• Task prompt: Below are records; give the number of their lines that contain "农业专业知识服务平台", and only that number.

• Data provided:
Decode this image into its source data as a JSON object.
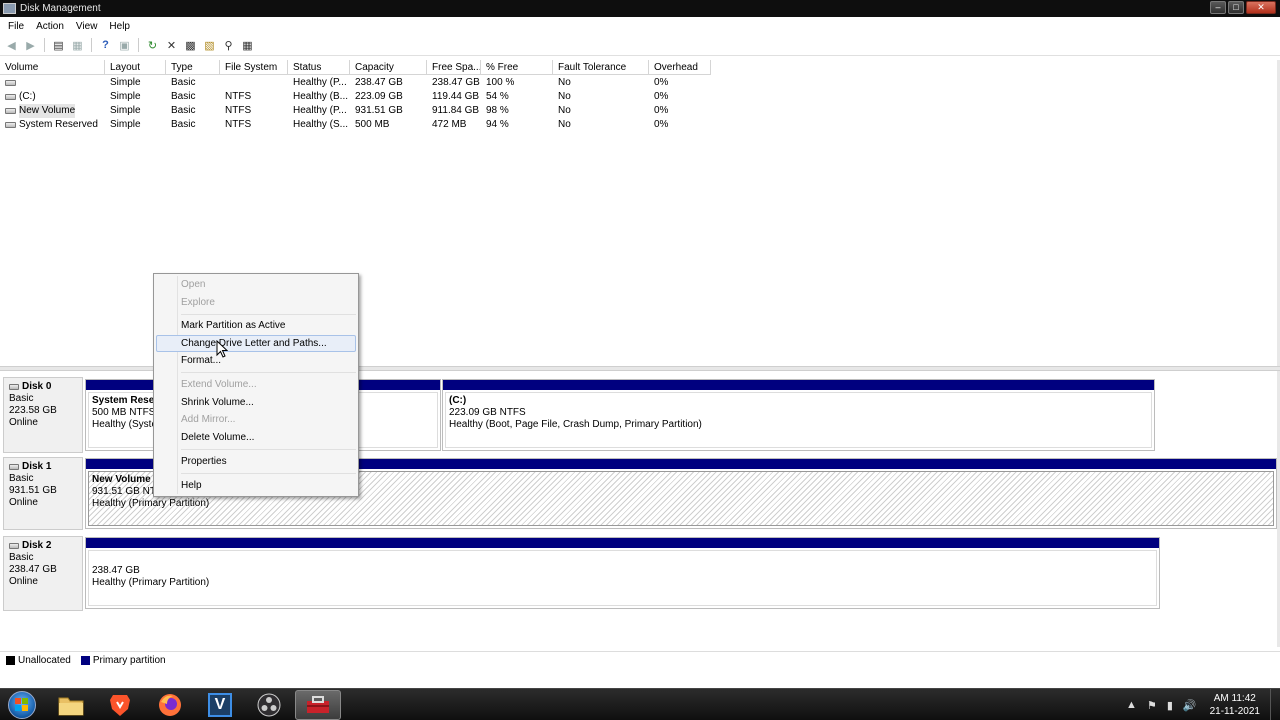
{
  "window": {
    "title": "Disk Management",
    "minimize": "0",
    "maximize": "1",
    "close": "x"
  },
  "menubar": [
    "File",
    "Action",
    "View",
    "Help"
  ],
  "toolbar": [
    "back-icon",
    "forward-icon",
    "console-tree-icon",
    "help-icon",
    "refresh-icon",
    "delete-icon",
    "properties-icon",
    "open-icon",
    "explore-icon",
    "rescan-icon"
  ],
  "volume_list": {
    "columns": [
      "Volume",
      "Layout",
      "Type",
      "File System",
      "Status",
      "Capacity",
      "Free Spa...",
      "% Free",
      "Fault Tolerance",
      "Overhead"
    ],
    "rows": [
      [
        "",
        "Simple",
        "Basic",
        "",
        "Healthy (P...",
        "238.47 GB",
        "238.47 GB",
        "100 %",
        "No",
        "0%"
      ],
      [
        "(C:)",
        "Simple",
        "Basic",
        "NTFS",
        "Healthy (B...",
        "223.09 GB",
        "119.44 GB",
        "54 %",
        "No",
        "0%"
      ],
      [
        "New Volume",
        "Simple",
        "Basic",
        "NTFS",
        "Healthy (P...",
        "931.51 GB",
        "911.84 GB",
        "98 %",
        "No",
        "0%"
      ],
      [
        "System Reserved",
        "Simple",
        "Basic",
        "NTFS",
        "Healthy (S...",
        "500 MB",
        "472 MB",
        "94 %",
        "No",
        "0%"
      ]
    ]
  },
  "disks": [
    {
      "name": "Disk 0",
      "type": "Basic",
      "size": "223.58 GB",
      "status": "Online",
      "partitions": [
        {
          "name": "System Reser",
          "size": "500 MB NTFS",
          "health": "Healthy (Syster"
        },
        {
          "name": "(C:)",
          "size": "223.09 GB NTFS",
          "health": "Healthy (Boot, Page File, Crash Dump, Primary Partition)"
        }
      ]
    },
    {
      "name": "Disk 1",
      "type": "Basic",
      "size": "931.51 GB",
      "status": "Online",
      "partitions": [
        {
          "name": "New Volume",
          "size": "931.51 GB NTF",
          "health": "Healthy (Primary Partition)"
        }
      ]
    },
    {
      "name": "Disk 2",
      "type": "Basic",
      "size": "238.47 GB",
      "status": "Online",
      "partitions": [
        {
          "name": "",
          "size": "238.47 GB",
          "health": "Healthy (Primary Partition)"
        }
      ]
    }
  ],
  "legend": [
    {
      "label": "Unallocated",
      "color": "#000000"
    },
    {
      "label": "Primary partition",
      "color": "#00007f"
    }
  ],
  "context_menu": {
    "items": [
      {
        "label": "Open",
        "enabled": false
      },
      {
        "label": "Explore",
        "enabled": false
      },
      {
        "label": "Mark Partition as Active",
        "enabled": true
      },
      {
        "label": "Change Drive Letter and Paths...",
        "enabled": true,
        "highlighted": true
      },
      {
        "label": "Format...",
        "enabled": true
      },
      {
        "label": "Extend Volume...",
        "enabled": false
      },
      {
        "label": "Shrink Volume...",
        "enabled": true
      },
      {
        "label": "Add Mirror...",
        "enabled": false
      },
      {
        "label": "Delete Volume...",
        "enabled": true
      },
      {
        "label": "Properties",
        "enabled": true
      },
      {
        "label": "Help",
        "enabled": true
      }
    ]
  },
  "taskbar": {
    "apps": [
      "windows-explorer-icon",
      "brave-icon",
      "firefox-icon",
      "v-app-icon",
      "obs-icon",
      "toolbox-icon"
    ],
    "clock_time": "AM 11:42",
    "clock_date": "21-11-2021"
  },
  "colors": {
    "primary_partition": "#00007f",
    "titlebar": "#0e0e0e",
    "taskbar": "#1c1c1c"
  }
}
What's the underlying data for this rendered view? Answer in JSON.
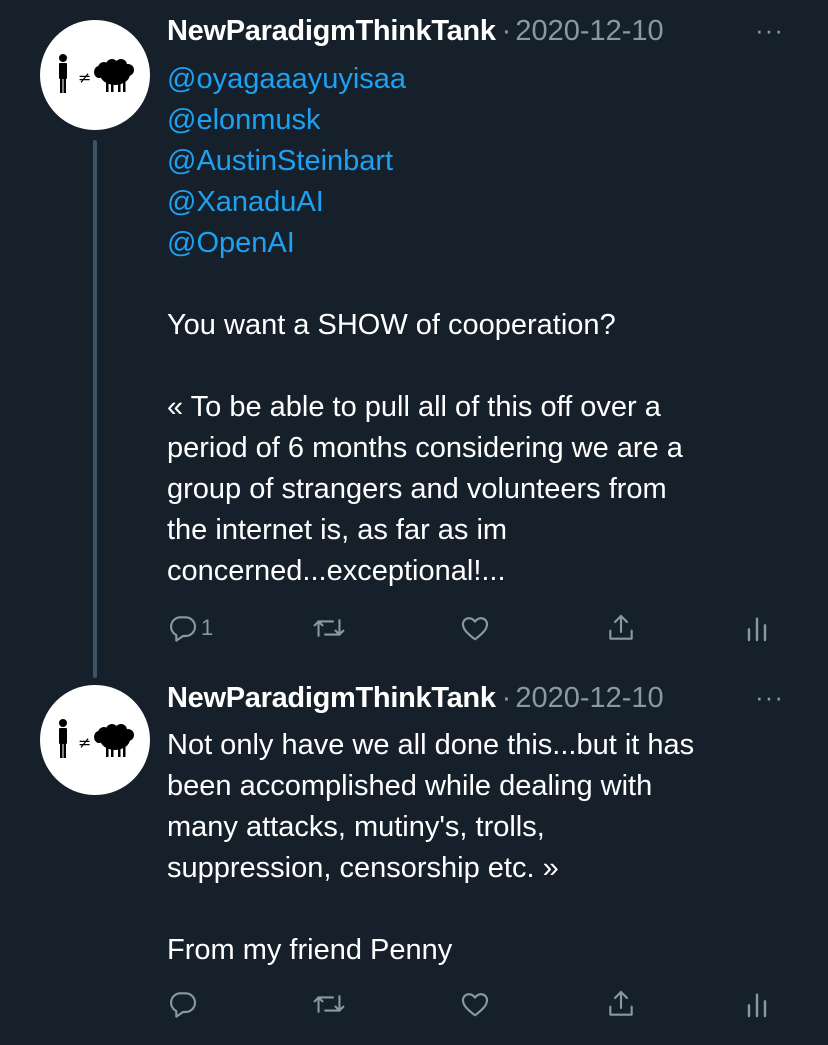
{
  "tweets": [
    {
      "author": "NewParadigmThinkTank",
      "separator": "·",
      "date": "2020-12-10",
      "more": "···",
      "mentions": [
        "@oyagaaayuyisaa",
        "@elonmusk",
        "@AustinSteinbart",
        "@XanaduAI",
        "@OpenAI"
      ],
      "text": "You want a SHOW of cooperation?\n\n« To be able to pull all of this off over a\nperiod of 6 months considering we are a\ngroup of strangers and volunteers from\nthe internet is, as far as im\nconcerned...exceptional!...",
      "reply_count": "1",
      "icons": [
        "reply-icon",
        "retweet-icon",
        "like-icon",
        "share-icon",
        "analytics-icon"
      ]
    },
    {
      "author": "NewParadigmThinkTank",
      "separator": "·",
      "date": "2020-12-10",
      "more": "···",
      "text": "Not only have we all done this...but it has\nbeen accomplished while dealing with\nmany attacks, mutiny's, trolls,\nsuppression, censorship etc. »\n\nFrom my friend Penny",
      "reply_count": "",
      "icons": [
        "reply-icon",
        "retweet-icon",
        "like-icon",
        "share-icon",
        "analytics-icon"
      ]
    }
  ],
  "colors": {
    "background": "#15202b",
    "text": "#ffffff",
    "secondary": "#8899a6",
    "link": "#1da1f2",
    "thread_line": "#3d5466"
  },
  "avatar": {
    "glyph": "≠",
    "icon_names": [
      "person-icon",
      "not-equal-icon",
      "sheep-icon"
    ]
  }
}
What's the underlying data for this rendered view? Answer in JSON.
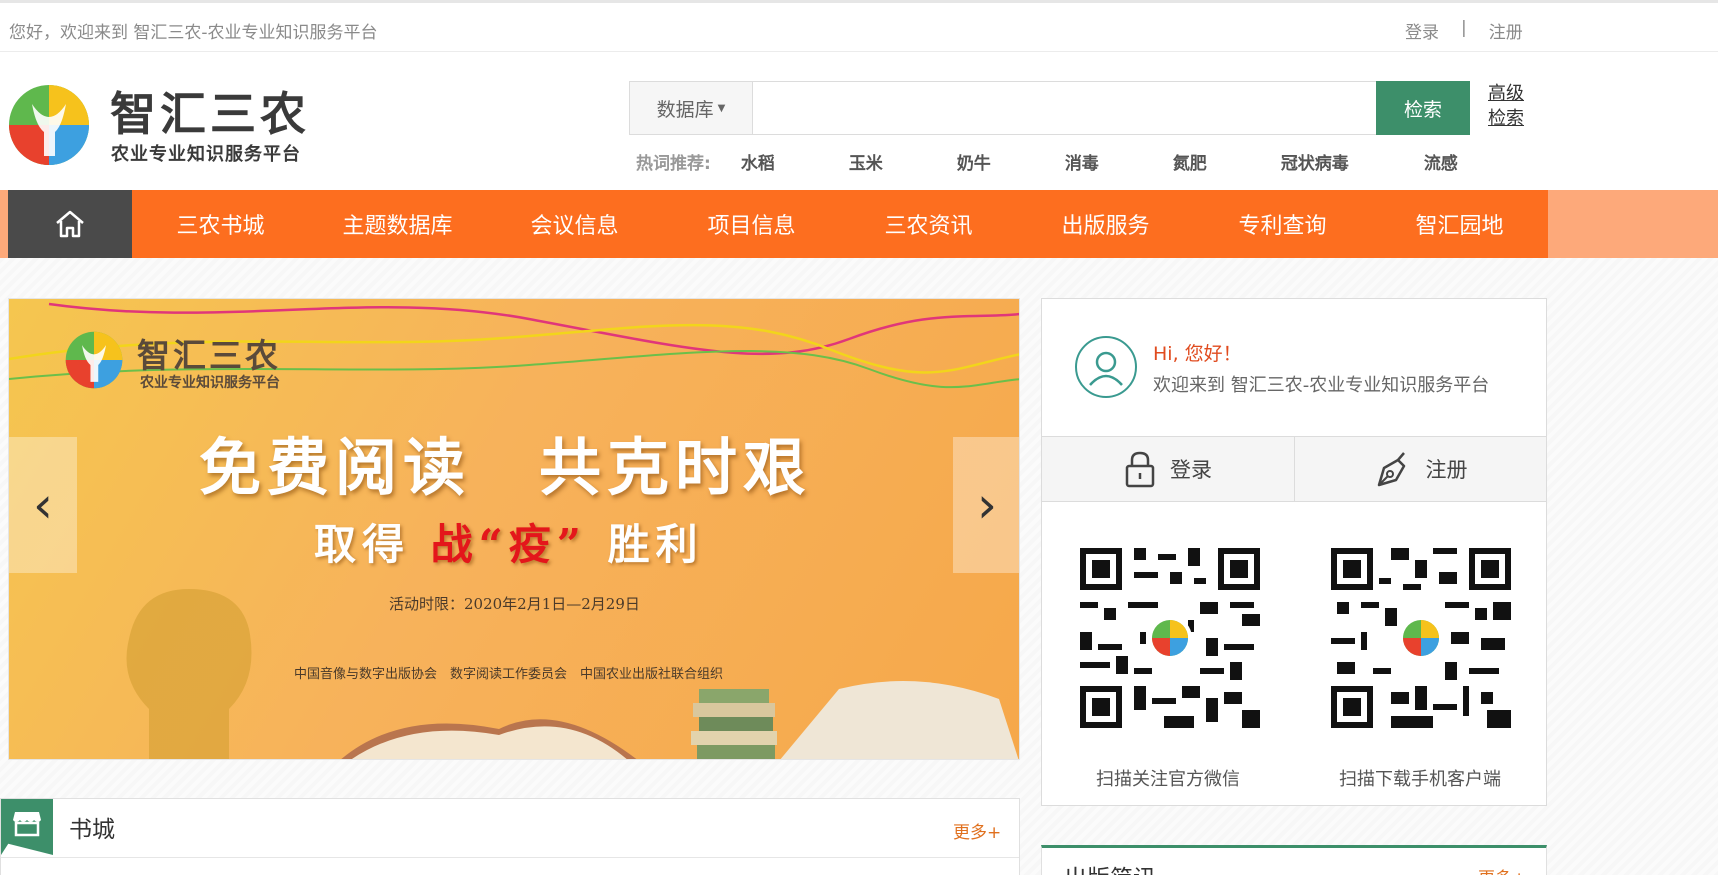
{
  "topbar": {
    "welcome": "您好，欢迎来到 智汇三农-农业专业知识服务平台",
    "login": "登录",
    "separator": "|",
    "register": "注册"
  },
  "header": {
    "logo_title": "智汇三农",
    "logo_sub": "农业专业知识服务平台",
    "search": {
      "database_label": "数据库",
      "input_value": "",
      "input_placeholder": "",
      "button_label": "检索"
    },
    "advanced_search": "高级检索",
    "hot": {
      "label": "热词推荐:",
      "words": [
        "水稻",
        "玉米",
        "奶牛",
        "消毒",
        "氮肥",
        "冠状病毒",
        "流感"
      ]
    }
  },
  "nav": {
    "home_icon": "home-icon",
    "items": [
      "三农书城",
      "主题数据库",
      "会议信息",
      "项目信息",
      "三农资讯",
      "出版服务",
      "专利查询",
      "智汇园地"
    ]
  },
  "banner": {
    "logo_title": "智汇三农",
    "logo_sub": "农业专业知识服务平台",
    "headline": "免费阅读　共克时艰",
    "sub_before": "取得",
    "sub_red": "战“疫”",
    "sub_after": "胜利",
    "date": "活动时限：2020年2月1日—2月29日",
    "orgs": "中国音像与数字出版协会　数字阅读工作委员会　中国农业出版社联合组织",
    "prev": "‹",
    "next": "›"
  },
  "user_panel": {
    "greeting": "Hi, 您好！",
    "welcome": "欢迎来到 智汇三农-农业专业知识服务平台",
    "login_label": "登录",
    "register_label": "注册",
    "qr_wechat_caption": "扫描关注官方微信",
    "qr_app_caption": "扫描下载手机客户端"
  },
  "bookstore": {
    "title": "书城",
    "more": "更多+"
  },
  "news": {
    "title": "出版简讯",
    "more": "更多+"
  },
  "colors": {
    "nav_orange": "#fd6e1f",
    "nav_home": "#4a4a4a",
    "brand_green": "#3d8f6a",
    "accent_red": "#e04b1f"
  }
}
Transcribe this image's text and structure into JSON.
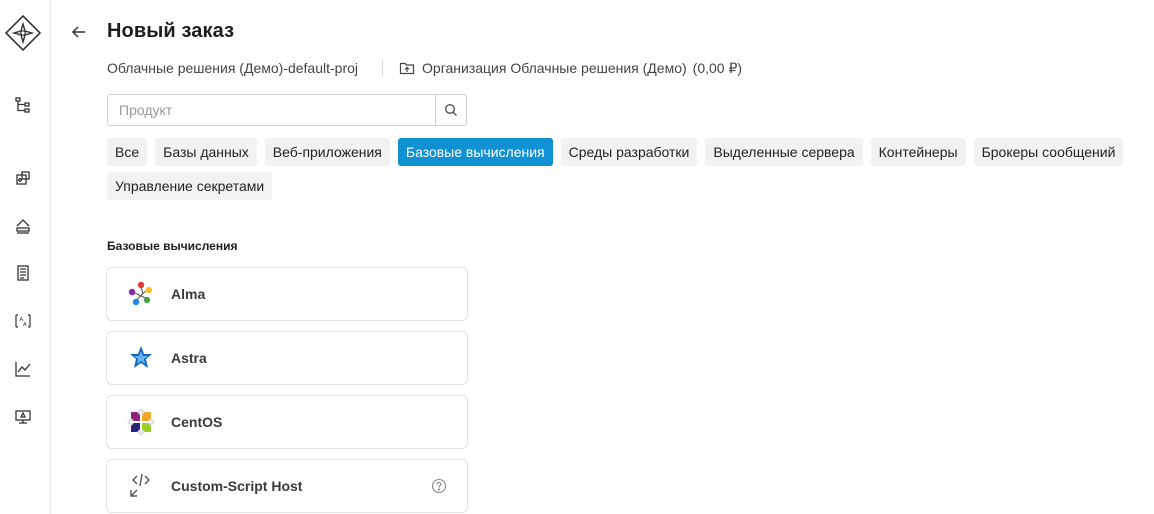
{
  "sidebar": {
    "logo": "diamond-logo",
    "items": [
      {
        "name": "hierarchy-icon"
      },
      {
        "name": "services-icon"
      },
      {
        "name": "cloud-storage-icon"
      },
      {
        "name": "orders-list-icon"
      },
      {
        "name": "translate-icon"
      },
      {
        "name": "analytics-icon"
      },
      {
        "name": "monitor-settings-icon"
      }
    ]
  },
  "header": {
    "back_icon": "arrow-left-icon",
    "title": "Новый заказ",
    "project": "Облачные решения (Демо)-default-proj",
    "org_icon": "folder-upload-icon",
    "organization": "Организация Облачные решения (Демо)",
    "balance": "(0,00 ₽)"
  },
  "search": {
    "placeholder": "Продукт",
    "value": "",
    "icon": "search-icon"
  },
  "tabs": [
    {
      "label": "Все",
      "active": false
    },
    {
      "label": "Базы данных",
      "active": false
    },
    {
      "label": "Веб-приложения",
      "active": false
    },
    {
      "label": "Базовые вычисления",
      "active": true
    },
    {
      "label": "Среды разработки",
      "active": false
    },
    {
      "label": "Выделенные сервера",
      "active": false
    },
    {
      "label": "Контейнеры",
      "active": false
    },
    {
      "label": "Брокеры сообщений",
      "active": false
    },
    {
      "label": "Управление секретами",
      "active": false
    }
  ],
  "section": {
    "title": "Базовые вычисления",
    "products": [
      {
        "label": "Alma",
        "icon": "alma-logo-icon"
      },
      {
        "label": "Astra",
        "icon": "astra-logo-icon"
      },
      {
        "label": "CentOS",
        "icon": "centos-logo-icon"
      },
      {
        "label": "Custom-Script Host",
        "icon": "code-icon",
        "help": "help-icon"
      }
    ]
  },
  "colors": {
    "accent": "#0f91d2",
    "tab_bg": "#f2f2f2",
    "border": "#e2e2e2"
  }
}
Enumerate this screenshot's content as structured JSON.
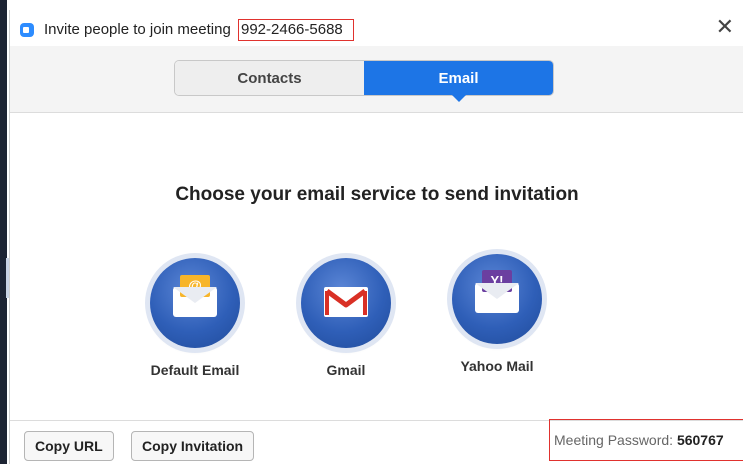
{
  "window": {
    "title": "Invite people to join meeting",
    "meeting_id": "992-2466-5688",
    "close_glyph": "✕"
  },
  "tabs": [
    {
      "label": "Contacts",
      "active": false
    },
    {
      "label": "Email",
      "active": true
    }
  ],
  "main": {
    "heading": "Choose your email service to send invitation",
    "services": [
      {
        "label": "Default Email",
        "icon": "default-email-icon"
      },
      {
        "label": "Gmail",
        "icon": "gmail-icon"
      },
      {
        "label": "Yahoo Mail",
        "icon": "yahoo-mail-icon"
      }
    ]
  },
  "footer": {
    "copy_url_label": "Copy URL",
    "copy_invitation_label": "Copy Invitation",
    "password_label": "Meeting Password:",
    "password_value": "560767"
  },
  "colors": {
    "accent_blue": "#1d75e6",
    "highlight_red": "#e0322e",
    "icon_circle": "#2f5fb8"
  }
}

• Output below: 4